Requirement: All of the lines below need to be copied exactly, apart from the pictures.

Available data:
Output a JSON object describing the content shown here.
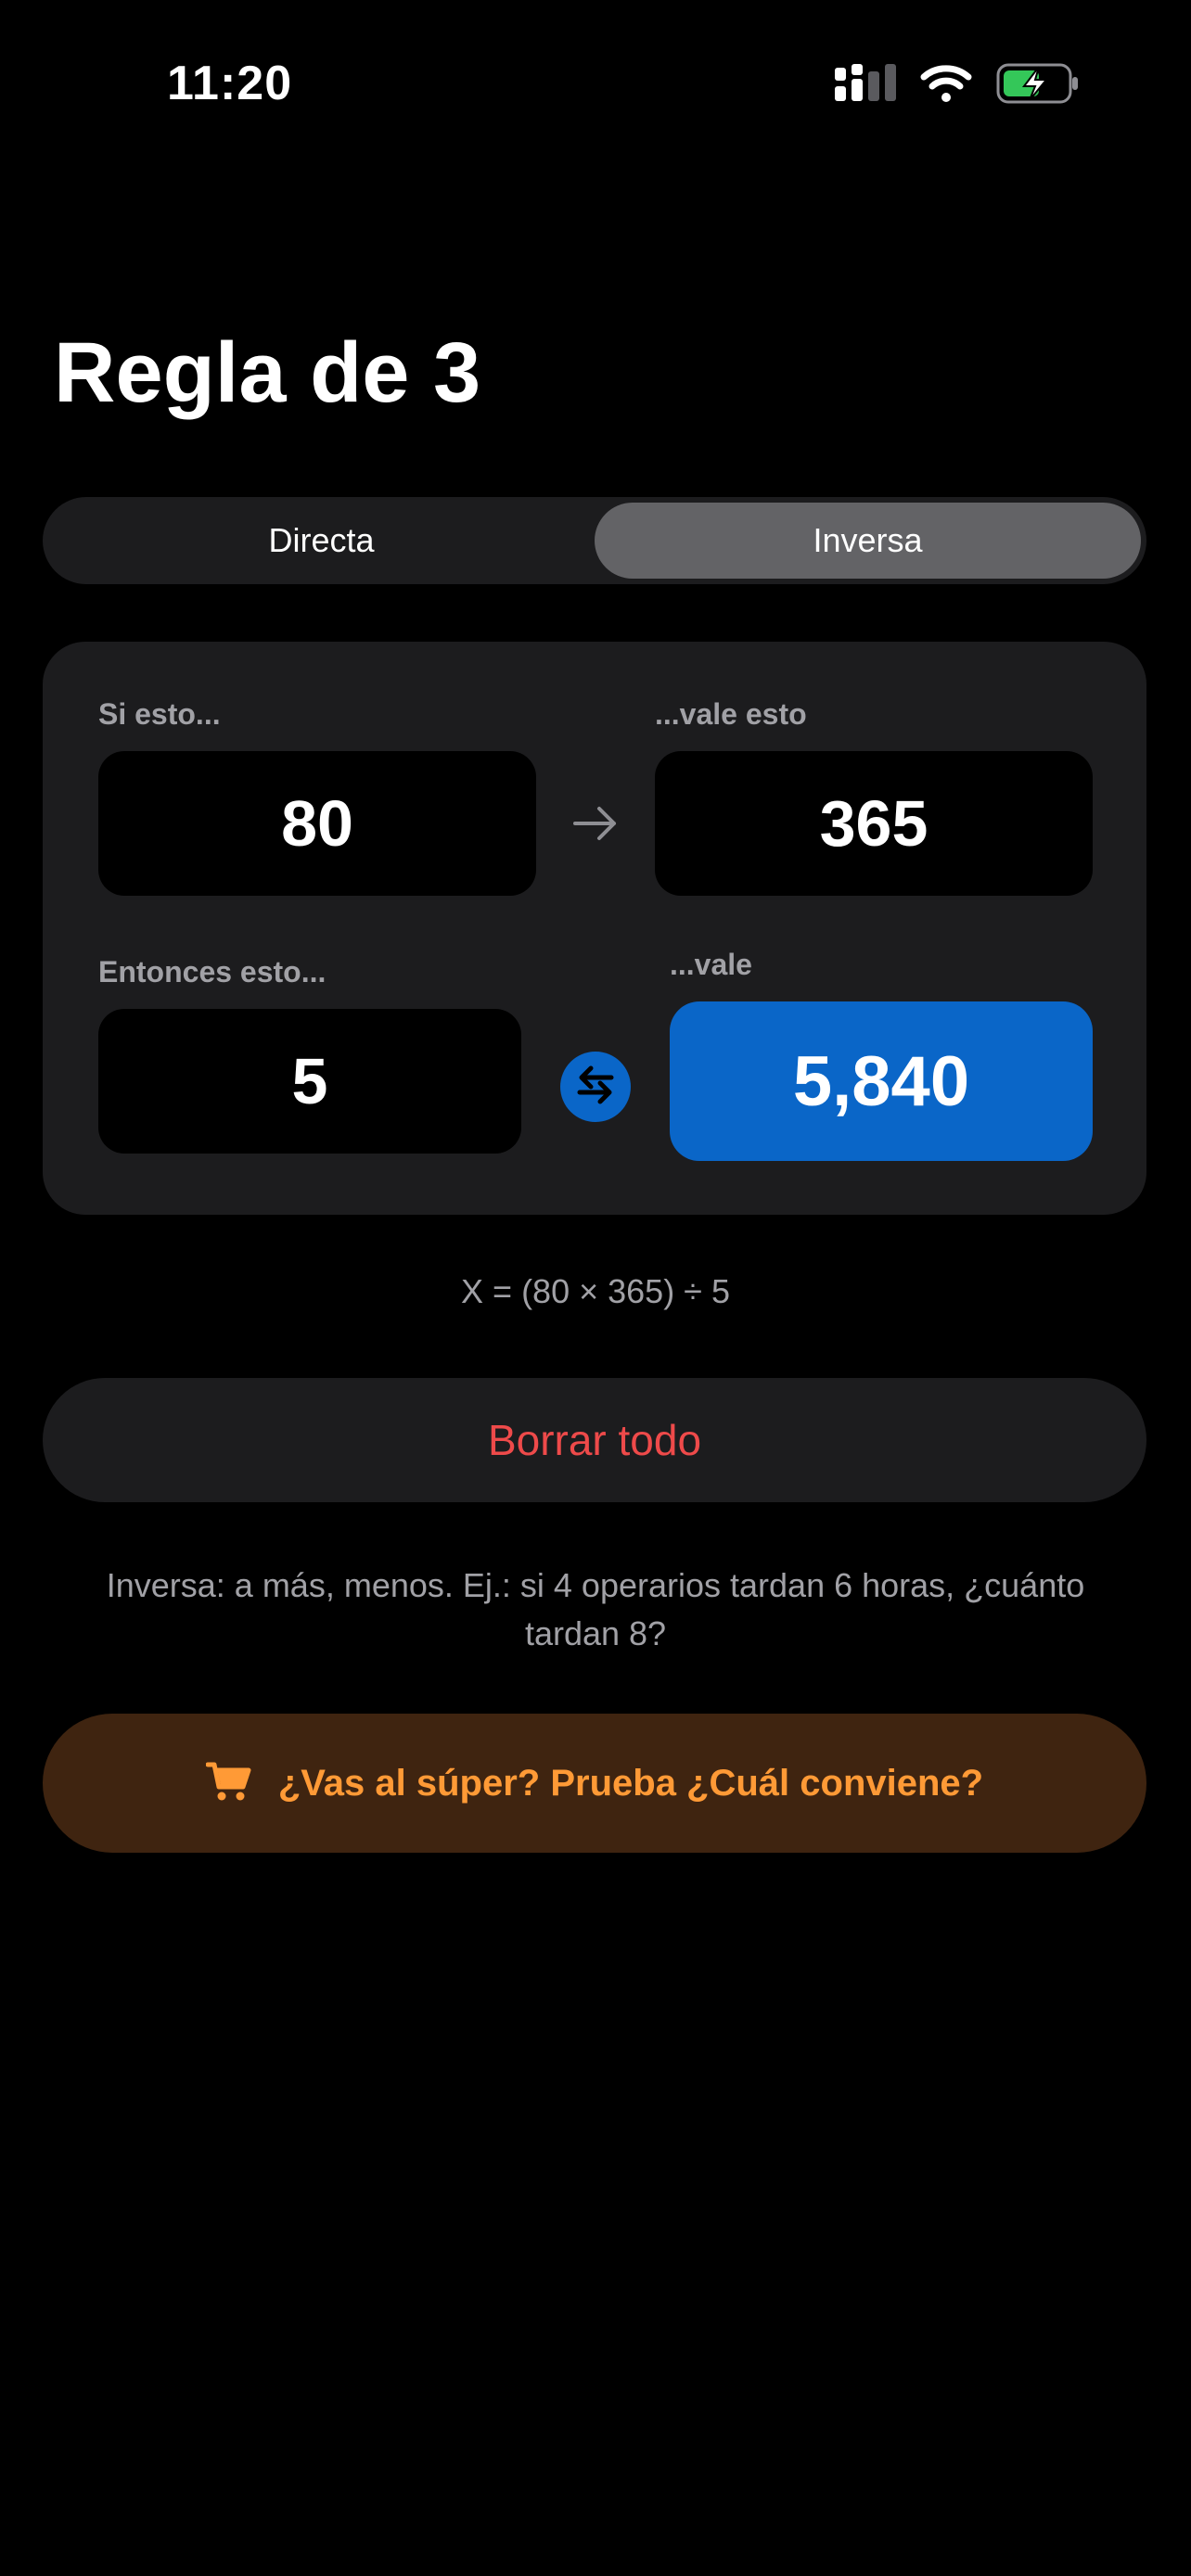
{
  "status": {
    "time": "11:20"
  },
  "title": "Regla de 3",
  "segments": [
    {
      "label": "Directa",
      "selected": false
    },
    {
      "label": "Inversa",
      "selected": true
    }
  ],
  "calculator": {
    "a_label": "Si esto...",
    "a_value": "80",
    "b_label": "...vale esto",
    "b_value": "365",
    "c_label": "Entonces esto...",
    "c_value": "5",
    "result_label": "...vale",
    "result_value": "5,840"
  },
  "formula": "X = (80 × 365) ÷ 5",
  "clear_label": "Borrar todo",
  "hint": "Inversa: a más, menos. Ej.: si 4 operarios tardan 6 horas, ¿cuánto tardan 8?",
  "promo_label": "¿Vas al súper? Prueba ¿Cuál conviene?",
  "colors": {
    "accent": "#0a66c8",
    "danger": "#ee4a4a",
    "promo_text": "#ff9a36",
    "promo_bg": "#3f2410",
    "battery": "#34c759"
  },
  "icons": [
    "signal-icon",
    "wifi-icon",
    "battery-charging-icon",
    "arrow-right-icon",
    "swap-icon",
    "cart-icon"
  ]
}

Output below:
Output a JSON object describing the content shown here.
{
  "status": {
    "time": "11:20"
  },
  "title": "Regla de 3",
  "segments": [
    {
      "label": "Directa",
      "selected": false
    },
    {
      "label": "Inversa",
      "selected": true
    }
  ],
  "calculator": {
    "a_label": "Si esto...",
    "a_value": "80",
    "b_label": "...vale esto",
    "b_value": "365",
    "c_label": "Entonces esto...",
    "c_value": "5",
    "result_label": "...vale",
    "result_value": "5,840"
  },
  "formula": "X = (80 × 365) ÷ 5",
  "clear_label": "Borrar todo",
  "hint": "Inversa: a más, menos. Ej.: si 4 operarios tardan 6 horas, ¿cuánto tardan 8?",
  "promo_label": "¿Vas al súper? Prueba ¿Cuál conviene?",
  "colors": {
    "accent": "#0a66c8",
    "danger": "#ee4a4a",
    "promo_text": "#ff9a36",
    "promo_bg": "#3f2410",
    "battery": "#34c759"
  },
  "icons": [
    "signal-icon",
    "wifi-icon",
    "battery-charging-icon",
    "arrow-right-icon",
    "swap-icon",
    "cart-icon"
  ]
}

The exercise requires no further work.